Unfortunately, science ignores what I think. They’ve already decided that eating a hot fudge sundae is an hedonic pleasure, as is taking a bubble baths or lazing in a hammock on a sunny day. The experience makes me feel good but does little to improve my health. In matters of a longer life, eduaimonic pleasure is the one that counts. That’s the kind we humans experience when we hold a baby or do a kindness for someone else. Call it the “aw-w-w” feeling that makes us feel warm inside. Science says that feeling is the release of oxytocin, a potent hormone that fights stress by giving our hearts and immune systems a boost. (“How Your Mind Can Heal Your Body,” Good Housekeeping, December, 2013, pg. 78) When we are altruistic — say running an errand for a friend or volunteering at a homeless shelter — oxytocin is our reward.

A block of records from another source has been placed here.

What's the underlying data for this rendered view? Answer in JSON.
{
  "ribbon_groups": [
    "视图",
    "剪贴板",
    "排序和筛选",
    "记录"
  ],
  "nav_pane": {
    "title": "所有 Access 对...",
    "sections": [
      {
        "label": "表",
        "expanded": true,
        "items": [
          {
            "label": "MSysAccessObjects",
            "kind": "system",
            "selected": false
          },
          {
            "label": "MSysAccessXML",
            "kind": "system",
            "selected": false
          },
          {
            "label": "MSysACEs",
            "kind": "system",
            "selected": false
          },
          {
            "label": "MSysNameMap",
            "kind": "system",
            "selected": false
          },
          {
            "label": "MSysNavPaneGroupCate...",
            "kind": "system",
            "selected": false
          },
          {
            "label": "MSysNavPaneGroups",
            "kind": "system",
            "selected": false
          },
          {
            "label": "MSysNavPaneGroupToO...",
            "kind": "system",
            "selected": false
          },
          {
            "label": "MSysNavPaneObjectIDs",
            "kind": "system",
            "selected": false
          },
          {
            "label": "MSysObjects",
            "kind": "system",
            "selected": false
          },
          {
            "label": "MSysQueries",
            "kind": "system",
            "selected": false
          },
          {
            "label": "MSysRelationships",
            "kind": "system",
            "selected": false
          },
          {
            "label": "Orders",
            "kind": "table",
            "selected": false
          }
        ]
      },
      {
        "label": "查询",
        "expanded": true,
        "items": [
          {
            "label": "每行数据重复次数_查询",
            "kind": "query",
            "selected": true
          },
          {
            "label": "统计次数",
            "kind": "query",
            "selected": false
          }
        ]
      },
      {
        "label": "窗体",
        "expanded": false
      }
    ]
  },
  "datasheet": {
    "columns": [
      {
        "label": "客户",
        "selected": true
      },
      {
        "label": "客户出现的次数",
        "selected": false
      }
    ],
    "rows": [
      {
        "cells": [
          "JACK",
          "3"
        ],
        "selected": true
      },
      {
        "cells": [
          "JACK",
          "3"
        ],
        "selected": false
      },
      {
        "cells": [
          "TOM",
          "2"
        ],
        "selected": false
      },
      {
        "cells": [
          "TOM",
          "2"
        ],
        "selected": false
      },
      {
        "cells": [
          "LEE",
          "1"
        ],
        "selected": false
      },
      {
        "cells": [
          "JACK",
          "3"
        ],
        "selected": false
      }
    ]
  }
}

Centuries ago, the Greek philosopher, Aristotle, observed that “Man is by nature a social animal.” After all those years, science has proved him right. Nature has imbued us with a health dividend, bankable whenever we put someone else’s welfare ahead of our own.
Maybe knowing the difference between hedonic and eduaimonic pleasure has its uses, after all. A New Year’s resolution to work harder to help others wouldn’t go amiss. In a funny way, we’d be putting ourselves and our health first.
(Courtesy of tw.tzuchi.org)